The following article appeared in the Guardian on 28th June 2016. It is a timely response to much of the economic turmoil facing many Countries at the moment.
Community currencies are a window into a possible future. The model is practical, not theoretical. It has shown its usefulness in many places. And it has now reached a point where it deserves to be much more widely known.
Community currencies have been with us for decades, even centuries. They are reminders that there is no God-given law stating that only governments or central banks can create monies (even though they do reserve themselves unique powers over what counts as a money). Throughout history different kinds of money have been created, sometimes by communities, sometimes by companies and sometimes by local governments. Their aim has been to connect different kinds of supply – of time, work or things – to otherwise unmet demands or needs.
Some of these currencies are explicitly about time. They allow us to exchange hours of our time with others. At their best they work by formally valuing things that the mainstream economy finds hard to understand.
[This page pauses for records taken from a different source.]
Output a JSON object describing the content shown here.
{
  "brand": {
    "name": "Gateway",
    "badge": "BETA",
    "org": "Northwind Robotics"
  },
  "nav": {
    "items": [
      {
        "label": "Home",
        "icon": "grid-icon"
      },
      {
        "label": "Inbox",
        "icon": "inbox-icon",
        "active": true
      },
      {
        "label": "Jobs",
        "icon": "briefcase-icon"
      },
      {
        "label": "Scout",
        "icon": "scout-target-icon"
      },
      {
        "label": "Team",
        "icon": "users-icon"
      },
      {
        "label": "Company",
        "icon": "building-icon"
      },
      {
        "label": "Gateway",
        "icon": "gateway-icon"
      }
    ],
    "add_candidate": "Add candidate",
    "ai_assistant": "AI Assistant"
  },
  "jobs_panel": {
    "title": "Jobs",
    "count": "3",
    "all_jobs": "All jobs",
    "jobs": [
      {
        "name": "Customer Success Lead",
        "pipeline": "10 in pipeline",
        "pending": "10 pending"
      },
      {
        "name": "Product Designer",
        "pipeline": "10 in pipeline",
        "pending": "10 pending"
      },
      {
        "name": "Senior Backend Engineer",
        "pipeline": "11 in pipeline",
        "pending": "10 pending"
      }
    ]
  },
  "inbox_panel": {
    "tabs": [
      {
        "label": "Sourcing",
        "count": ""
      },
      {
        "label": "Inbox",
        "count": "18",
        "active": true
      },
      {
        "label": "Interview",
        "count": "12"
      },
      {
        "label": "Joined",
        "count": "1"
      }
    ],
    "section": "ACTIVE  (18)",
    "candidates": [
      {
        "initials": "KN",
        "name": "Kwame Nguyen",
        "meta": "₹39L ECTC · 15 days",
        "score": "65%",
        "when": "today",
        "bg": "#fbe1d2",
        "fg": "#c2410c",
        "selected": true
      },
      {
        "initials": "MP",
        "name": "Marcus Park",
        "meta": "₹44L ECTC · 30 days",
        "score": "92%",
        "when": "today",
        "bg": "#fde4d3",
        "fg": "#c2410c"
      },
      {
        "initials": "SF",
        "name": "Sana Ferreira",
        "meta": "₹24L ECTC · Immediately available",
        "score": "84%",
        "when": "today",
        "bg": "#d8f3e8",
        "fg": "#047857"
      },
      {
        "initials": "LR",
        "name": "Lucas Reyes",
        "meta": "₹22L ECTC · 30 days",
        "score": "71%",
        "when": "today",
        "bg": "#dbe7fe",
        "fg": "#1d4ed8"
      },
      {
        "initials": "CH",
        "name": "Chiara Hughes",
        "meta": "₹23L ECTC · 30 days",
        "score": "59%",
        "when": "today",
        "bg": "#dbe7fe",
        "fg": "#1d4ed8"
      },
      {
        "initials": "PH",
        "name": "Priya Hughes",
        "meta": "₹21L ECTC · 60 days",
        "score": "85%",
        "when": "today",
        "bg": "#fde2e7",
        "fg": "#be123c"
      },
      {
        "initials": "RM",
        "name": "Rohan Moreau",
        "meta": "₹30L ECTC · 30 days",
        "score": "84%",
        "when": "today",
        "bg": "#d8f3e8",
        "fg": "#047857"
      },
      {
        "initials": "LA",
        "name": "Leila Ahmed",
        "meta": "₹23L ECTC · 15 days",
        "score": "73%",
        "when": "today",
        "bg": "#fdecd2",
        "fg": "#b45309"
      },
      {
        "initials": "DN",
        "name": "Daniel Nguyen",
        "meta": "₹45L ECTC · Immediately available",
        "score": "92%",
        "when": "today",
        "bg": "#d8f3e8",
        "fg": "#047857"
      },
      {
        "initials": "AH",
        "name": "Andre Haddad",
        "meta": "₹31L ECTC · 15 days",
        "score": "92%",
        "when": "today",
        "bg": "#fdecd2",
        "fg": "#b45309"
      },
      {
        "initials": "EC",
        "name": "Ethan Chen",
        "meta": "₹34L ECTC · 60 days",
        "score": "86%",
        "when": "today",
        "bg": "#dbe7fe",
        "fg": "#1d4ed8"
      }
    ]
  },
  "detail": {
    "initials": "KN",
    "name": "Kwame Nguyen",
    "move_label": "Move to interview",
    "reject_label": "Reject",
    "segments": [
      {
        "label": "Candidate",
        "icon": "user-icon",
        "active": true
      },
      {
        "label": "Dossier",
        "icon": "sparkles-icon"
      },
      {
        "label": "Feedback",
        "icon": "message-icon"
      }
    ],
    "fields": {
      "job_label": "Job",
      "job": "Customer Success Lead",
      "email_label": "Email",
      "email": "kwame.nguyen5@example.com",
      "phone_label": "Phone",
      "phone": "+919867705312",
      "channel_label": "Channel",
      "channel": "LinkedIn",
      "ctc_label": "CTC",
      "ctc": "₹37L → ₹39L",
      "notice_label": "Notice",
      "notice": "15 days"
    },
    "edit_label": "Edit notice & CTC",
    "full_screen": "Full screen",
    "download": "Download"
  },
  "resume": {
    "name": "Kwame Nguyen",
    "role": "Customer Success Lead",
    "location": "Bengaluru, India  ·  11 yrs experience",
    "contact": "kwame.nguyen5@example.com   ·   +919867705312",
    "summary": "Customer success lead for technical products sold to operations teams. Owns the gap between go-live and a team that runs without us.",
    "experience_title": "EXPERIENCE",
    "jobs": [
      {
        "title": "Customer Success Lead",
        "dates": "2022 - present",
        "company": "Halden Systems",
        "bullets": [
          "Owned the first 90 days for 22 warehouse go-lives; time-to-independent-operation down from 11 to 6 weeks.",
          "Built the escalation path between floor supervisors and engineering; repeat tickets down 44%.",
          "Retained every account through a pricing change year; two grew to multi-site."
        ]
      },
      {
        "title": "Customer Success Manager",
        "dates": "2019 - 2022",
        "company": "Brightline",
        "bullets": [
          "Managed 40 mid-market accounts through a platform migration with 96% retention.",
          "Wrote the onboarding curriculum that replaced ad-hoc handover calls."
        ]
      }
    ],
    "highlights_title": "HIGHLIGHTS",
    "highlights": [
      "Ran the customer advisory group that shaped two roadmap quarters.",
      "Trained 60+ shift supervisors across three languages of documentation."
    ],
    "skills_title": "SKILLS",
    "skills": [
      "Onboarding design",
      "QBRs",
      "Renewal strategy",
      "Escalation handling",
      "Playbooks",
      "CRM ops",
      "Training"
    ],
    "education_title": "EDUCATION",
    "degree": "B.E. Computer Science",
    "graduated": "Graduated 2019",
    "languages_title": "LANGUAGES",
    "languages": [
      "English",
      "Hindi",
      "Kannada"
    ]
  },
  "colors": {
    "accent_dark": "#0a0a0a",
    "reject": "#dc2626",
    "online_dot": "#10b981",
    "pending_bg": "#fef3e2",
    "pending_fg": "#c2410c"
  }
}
That might be the time and skill to care for someone; to cook; or to fix things.
Continue reading at The Guardian Online [Link opens in a New Window]